For the more than a decade, China and India (and in years prior, the so-called “Asian tigers”) have experienced sustained growth rates supported by economic reforms and international investment, which lifted an estimated 1 billion people out of poverty. Similar to Africa, these countries also have a young, growing population that offers a large workforce and a potential market, both of which were attractive to financial and industrial investors.

For some years now, Africa has demonstrated evidence of possessing all the necessary ingredients required to make the continent an economic success. Aside from its much spoken of natural bounty of resources and arable land in its favour, Africa has a large young population with more than 60% of the population is under 35. This alone makes Africa the biggest source of potential people power for the jobs of the future.

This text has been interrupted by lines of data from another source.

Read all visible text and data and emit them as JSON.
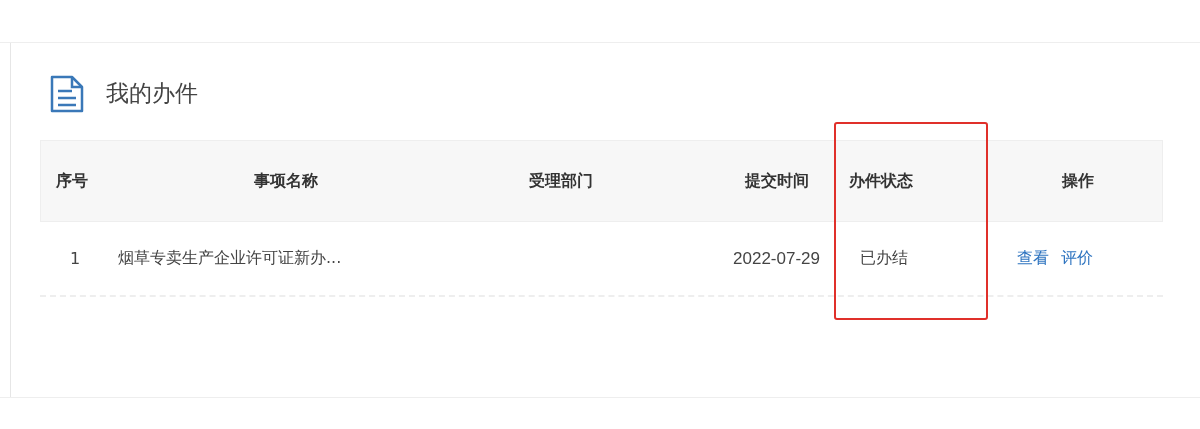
{
  "panel": {
    "title": "我的办件"
  },
  "table": {
    "columns": [
      {
        "label": "序号",
        "kind": "index",
        "highlighted": false
      },
      {
        "label": "事项名称",
        "kind": "name",
        "highlighted": false
      },
      {
        "label": "受理部门",
        "kind": "dept",
        "highlighted": false
      },
      {
        "label": "提交时间",
        "kind": "time",
        "highlighted": false
      },
      {
        "label": "办件状态",
        "kind": "status",
        "highlighted": true
      },
      {
        "label": "操作",
        "kind": "actions",
        "highlighted": false
      }
    ],
    "rows": [
      {
        "index": "1",
        "name": "烟草专卖生产企业许可证新办...",
        "time": "2022-07-29",
        "status": "已办结",
        "actions": [
          "查看",
          "评价"
        ]
      }
    ]
  }
}
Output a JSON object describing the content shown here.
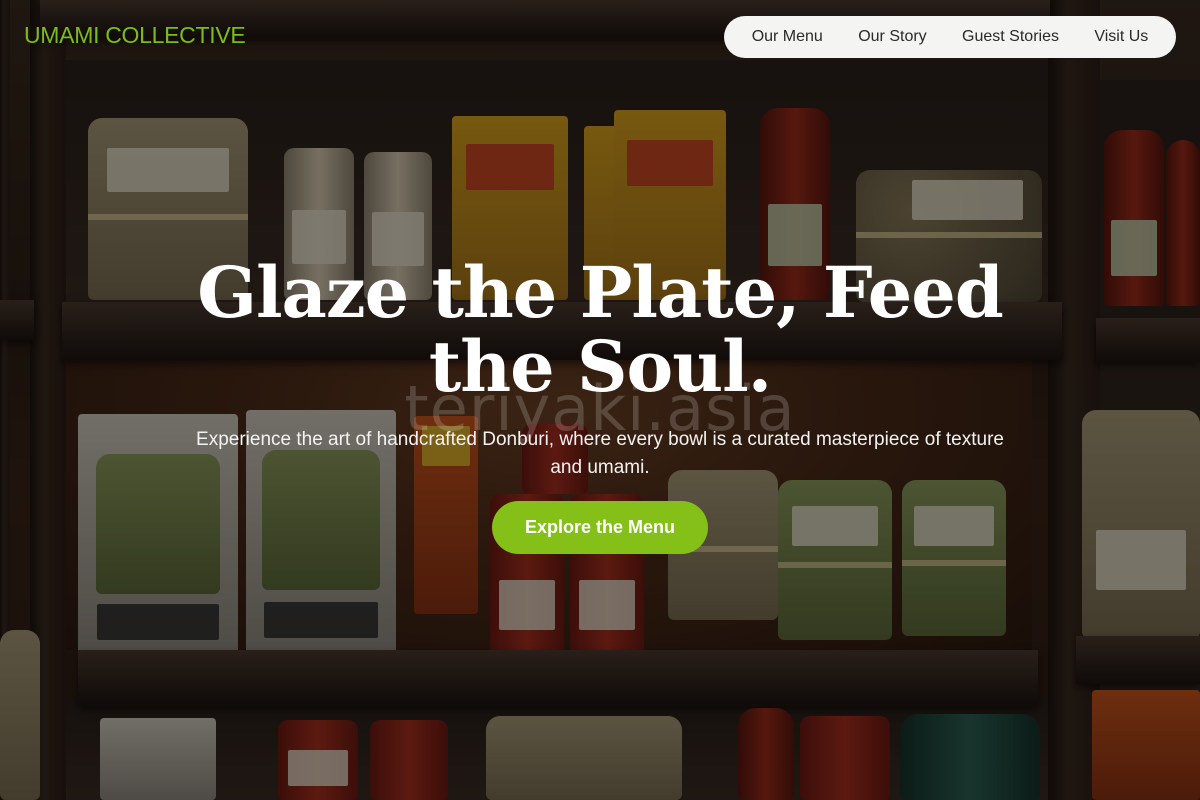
{
  "brand": {
    "name": "UMAMI COLLECTIVE",
    "accent_color": "#84c018"
  },
  "nav": {
    "items": [
      {
        "label": "Our Menu"
      },
      {
        "label": "Our Story"
      },
      {
        "label": "Guest Stories"
      },
      {
        "label": "Visit Us"
      }
    ]
  },
  "hero": {
    "title": "Glaze the Plate, Feed the Soul.",
    "subtitle": "Experience the art of handcrafted Donburi, where every bowl is a curated masterpiece of texture and umami.",
    "cta_label": "Explore the Menu",
    "watermark": "teriyaki.asia"
  },
  "background": {
    "description_icon": "pantry-shelves-photo"
  }
}
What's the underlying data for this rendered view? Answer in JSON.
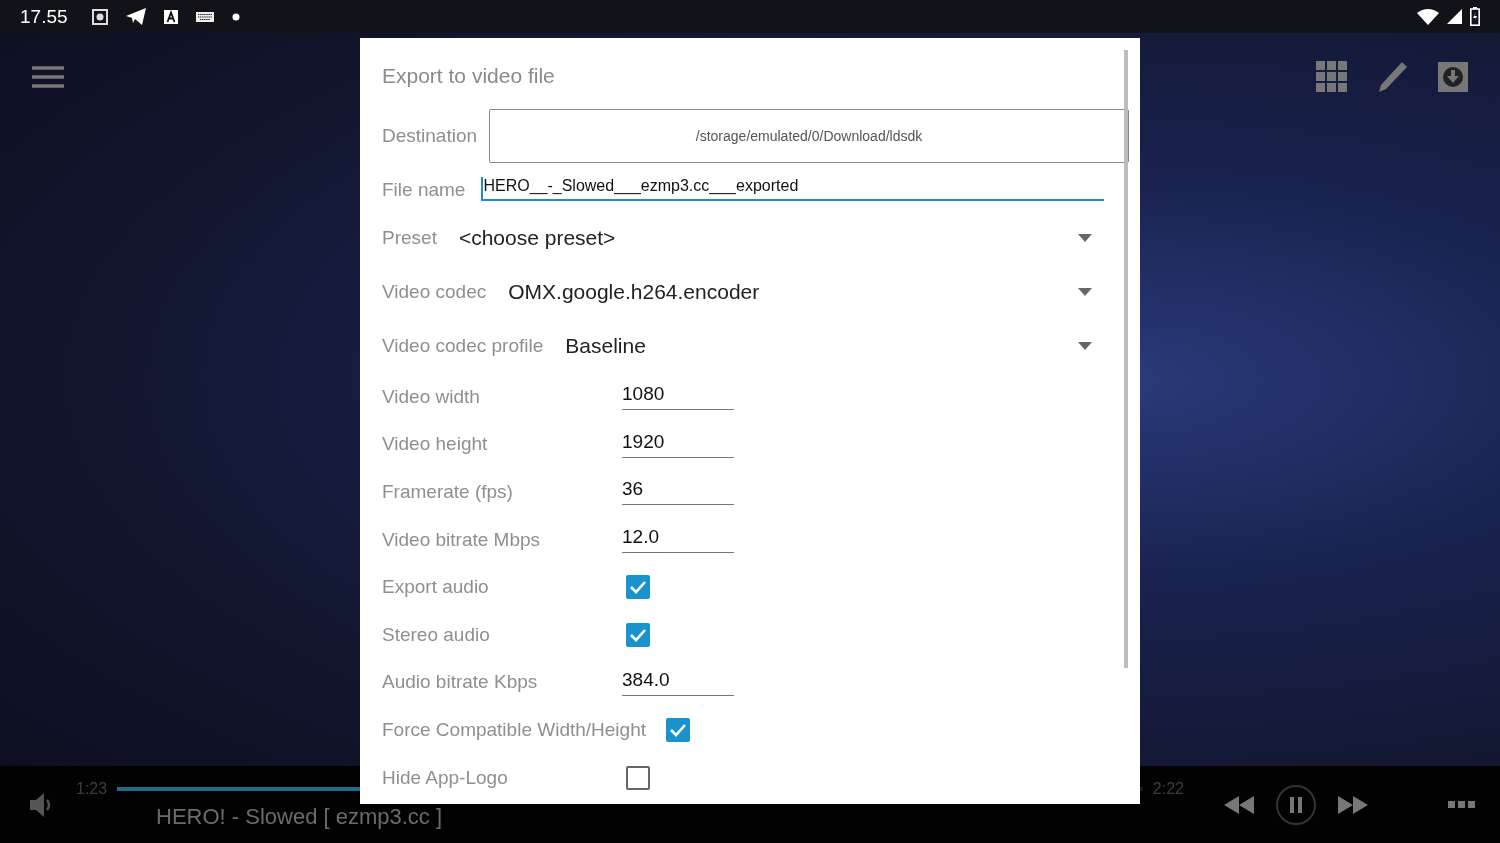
{
  "status_bar": {
    "time": "17.55"
  },
  "dialog": {
    "title": "Export to video file",
    "destination": {
      "label": "Destination",
      "value": "/storage/emulated/0/Download/ldsdk"
    },
    "file_name": {
      "label": "File name",
      "value": "HERO__-_Slowed___ezmp3.cc___exported",
      "focused": true
    },
    "rows": [
      {
        "kind": "dropdown",
        "label": "Preset",
        "value": "<choose preset>"
      },
      {
        "kind": "dropdown",
        "label": "Video codec",
        "value": "OMX.google.h264.encoder"
      },
      {
        "kind": "dropdown",
        "label": "Video codec profile",
        "value": "Baseline"
      },
      {
        "kind": "text",
        "label": "Video width",
        "value": "1080"
      },
      {
        "kind": "text",
        "label": "Video height",
        "value": "1920"
      },
      {
        "kind": "text",
        "label": "Framerate (fps)",
        "value": "36"
      },
      {
        "kind": "text",
        "label": "Video bitrate Mbps",
        "value": "12.0"
      },
      {
        "kind": "checkbox",
        "label": "Export audio",
        "checked": true
      },
      {
        "kind": "checkbox",
        "label": "Stereo audio",
        "checked": true
      },
      {
        "kind": "text",
        "label": "Audio bitrate Kbps",
        "value": "384.0"
      },
      {
        "kind": "checkbox",
        "label": "Force Compatible Width/Height",
        "checked": true
      },
      {
        "kind": "checkbox",
        "label": "Hide App-Logo",
        "checked": false
      }
    ]
  },
  "player": {
    "elapsed": "1:23",
    "duration": "2:22",
    "level": 0.585,
    "track_title": "HERO! - Slowed [ ezmp3.cc ]",
    "playing": true
  }
}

As an example, as China continues to grow economically, alongside demographic changes in that country, it is estimated that 80 million jobs will need to be exported by 2030. Africa could well be a natural home for this. Alongside becoming more integrated in global supply chains and the concomitant economic growth, these jobs will lead to rising income levels that will make Africa an increasingly exciting growth opportunity across large corporates and multinationals seeking to diversify geographical and market reach.

However, in order to exploit these opportunities, we need to ensure sustainability of current economic and financial reforms, as well as policy and regulatory certainty. Greater investment should be made in the education sector, particularly focusing on technology, which will increasingly play a major role in training the workforce of the future.

Africa needs the policies to make it an attractive investment destination.  Special Economic Zones were used very effectively in some countries at a similar stage of development. Developing stock exchanges and financial infrastructure is essential for attracting portfolio investments.  Africa also needs to increase it savings rate alongside creating the products and services to catalyze these into productive investments.

In this respect, Absa Corporate and Investment Bank sees itself continuing to play a leading and important role in helping Africa reach its potential. We have advised investors such as Berkshire Partners in their investment into Teraco, the leading provider of collocation data center infrastructure in Africa. Our financing support of the Teraco business commenced in December 2014 and since then the business has multiplied its capacity by over six times.

The African consumer growth story is still playing out.  We have, in East Africa, advised on the sale of a leading FMCG business to global multinational and continue to work across a number of promising strategic opportunities across this region.

Critical to Africa’s growth is the development of its domestic capital markets. We advised on the listing of Vodacom Tanzania on the Dar es Salam stock exchange in the largest ever IPO in that country. Forty thousand retail investors, many of them investing in equities for the first time, participated in that IPO.

The public policy objectives of Black Economic Empowerment are critical to the inclusive economic growth agenda of South Africa.  We advised on the largest such transaction in the ICT sector acting for Yebo Yethu in relation to Vodacom.

We have the expertise, including in-country presence and knowledge, to help large corporates and global companies to identify investment opportunities, and raise capital. Looking ahead, we see ourselves building on these capabilities to help Africa achieve its ambitions.